I could probably live off of this for the rest of my life:
But there are too many other things out there to try.
“What’s the food like?” is a question we’ve heard a lot from loved ones across the ocean.
So far we’ve only eaten at a handful of restaurants. Two Thai food places, a German place twice, and a Döner/Pizza joint. The Thai food was excellent at both locations. The German food was pretty good and heavy. Now, the Döner? *Mwah*! Best thing I’ve had here. The pizza we ordered along with it was tasty too.
There are Döner/Pizza spots all over this area. They are the trend. A Döner (doonehr-roll the “r”) is a Turkish slab of lamb (mostly) roasted on a spit. Here, they’ll serve you a pile of meat with a salad and fries or put the meat in a piece of flat bread to make a kebab. Not that kind of kebab. A gyro kind of kebab. Oh, just go here to see what I mean. It confused me for a while too.
I was told by several sources that German restaurants don’t serve large portions and if you don’t eat everything on your plate it is a bit of an insult; asking for a “to go box” is strange. Fortunately, Leimen has at least 12 Americans living here (I know that because they’re all in my building) which means the Leimener Brauhaus just 2 blocks away has seen a few of us. That’s helpful when we ask for zum mitnehmen (tsoom mitnaymen) to “take away” the leftovers. Smaller portion plates was definitely the case when I visited Holland restaurants, but so far I’ve asked for zum mitnehmen 50% of the time. Not the Thai food places.

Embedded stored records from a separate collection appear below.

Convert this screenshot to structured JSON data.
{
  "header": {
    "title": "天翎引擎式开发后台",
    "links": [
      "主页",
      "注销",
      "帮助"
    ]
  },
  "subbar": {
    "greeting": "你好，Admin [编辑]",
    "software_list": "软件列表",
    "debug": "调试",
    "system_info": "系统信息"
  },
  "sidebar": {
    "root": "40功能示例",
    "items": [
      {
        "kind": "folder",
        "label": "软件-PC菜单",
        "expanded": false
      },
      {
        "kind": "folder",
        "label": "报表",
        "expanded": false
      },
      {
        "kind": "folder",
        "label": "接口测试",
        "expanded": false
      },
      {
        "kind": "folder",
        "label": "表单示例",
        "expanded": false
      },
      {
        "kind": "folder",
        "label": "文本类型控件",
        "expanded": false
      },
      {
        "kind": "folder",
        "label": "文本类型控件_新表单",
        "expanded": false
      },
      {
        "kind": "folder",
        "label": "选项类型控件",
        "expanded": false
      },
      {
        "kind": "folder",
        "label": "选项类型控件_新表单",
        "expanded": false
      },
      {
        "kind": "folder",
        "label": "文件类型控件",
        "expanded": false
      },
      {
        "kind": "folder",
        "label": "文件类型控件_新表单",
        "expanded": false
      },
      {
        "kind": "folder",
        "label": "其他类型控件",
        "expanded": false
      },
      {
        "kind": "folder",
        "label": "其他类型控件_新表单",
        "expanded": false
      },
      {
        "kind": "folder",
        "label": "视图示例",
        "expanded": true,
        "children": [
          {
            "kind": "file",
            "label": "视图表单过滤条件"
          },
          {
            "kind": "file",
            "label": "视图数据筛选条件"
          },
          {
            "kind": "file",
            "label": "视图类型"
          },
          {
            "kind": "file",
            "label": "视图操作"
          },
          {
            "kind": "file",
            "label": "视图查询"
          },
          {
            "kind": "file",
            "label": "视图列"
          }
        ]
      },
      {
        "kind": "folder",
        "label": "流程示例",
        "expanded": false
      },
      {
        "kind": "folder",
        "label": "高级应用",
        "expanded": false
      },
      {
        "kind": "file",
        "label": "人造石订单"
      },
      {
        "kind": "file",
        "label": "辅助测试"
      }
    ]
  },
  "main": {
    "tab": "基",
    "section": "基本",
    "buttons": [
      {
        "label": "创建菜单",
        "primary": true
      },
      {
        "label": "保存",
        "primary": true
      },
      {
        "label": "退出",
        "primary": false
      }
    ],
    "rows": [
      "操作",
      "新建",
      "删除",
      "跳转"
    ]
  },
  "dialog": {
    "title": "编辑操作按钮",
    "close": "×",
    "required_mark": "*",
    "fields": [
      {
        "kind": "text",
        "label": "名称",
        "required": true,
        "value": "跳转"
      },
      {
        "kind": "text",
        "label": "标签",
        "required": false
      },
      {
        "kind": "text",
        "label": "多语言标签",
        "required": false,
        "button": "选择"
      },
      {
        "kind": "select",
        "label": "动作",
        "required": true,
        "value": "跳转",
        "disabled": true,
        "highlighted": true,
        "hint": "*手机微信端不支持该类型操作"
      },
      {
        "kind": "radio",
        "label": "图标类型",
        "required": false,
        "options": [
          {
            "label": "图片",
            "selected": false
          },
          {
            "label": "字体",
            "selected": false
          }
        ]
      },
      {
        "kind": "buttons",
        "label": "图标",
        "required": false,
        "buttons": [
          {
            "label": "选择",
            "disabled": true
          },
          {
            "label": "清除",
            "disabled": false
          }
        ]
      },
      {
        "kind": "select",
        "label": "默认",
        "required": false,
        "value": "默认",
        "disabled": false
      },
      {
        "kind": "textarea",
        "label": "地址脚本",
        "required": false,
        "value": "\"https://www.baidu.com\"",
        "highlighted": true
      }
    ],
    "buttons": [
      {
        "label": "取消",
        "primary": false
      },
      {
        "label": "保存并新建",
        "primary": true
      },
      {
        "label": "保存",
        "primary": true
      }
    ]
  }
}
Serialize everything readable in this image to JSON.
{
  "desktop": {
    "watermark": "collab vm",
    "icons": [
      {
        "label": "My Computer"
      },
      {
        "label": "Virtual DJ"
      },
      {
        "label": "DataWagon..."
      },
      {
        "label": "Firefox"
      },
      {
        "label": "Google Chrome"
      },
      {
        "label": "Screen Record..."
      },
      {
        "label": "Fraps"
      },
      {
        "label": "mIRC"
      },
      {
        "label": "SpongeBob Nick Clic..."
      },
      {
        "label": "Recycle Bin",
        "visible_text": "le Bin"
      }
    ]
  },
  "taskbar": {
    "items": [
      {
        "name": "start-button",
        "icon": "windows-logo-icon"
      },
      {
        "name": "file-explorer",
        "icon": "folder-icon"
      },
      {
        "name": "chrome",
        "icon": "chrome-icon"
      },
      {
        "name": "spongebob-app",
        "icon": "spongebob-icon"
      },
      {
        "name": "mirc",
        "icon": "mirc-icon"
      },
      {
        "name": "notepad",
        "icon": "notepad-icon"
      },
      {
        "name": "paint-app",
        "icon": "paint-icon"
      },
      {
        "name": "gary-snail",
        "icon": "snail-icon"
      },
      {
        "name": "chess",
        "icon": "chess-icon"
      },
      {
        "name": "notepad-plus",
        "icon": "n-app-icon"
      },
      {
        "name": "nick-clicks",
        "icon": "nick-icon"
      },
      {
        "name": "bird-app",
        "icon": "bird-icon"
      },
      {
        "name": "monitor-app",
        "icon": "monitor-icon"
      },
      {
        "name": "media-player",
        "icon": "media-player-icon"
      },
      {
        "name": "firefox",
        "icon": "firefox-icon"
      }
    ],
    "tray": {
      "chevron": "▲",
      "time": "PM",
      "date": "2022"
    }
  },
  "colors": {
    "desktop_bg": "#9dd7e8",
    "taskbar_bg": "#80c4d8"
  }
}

Actually, I have yet to say the words “zum mitnehmen” because the waitress sees my plate half empty and asks if I want to take it home. But at least the words are at the ready when needed. And I’ll feel so accomplished.
I haven’t mastered the art of ordering at German restaurants, but so far it’s been safe to point at the item on the menu.
Of course an Englisch menu translation is not always accurate. Alan ordered a meatloaf with fried egg and french fries (pommes) at the Brauhuas and got a half inch slice of ham with a fried egg on top; not the good ol’ American style dish he was hoping for. I stuck with something more traditional German–fried potato dumplings with sauerkraut. It was delicious. And I had half left for zum mitnehmen.
As for what we eat at the Mini Haus out of our mini kitchen and our mini fridge and no oven, well it’s all an experiment. Our leftovers have to be classified as “mini” to get a slot in the fridge.
Aside from gummy candy (not Alan, he’ll have nothing to do with them, danke schöen) and kaputt yellow plumbs, we’re trying to buy only from the local grocery stores. As a result, we’ve made pasta a lot; chicken curry a few times; fresh veggies with cheese, slices of deli meat, and a roll. The thing I’ve eaten the most of was inspired by the hotel breakfasts during our 4 days there due to the fire. A roll or bagel with butter & nutella or tee wurst (spreadable sausage) & cream cheese (see above photo).
Three things that have irrevocably altered my future with international eats:
1. When buying German packaged food it is essential to be able to read German. Or you might could have an Old Dear living next door who speaks English and can help you learn to cook. Or you can rely on Google Translate. The instructions don’t always make sense in literal translation, but I get the general idea.
2. You can adjust your computer’s keyboard settings to convert your keys. The German alphabet has a few more letters than English; they are called an “umlaut” (oomlowt), the ö, the ü and the ä. If you don’t type a word that has an umlaut into Google you will not find what you are searching for. Such as Döner.
3. I know I told you about the dairy here, but it has to be said again because I haven’t been big on dairy for some time. Pudding, cream cheese, drinkable yogurt, even the soy milk tastes better. My body isn’t usually fond of dairy, particularly milk, yogurt, pudding and cream cheese. Here? No problems. Except I haven’t tried the milk. I’d be tempted if the soy milk wasn’t so good. I’m either going to live here forever or the U.S. better get their act together on their dairy.
Life in Germany is great simply because of the food. And I have a feeling we haven’t even scratched the surface.